My ISP works to illuminate the diversity of LGBTQI experiences and lives in Cape Town. I do this through discussing the privilege necessary to "come out" in Cape Town and, subsequently, have access to The Pink Village, Cape Town's gay district. By Bringing in theory on "coming out" as a white experience and the queer movement as re-centering white normativity, I work to openly discuss how a history of exclusion has lived on in Cape Town's gay district and pushed the more marginalized gay communities out of the city center. Through academic research, participant observation in both the gay village and in the townships, and five informal interviews with South Africans who identify as LGBTQI, I work to reveal how queer spaces are both places of inclusion and exclusion on the basis of race, religion, gender identity, etc. My conclusion is that white gay men, unlike black or coloured queer South Africans (especially lesbians), are able to utilize pre-existing racist and misogynistic structures to gain greater access and acceptance in Cape Town. Subsequently, queer identified black or coloured South Africans, especially women, are made more marginalized by the spaces and communities that are supposed to accept them. This is largely a result of a long history of apartheid in South Africa that has left the country with many questions and issues surrounding equal rights, access, and (in)visibility in Cape Town's city center.
African Studies | Family, Life Course, and Society | Gender and Sexuality | Inequality and Stratification | Lesbian, Gay, Bisexual, and Transgender Studies | Race and Ethnicity | Sociology of Culture
Beebe, Mollie, "Whose Gay Town is Cape Town? An Examination of Cape Town’s Gay Village and the Production of a Queer White Patriarchy." (2012). Independent Study Project (ISP) Collection. 1280.

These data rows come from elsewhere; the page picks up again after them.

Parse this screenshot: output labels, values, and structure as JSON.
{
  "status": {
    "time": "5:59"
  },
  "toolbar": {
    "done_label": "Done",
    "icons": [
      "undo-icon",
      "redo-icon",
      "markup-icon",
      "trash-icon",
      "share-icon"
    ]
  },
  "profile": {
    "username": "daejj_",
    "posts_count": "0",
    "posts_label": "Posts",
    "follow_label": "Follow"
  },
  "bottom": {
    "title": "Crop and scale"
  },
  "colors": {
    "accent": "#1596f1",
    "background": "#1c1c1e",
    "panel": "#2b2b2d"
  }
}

African Studies Commons, Family, Life Course, and Society Commons, Gender and Sexuality Commons, Inequality and Stratification Commons, Lesbian, Gay, Bisexual, and Transgender Studies Commons, Race and Ethnicity Commons, Sociology of Culture Commons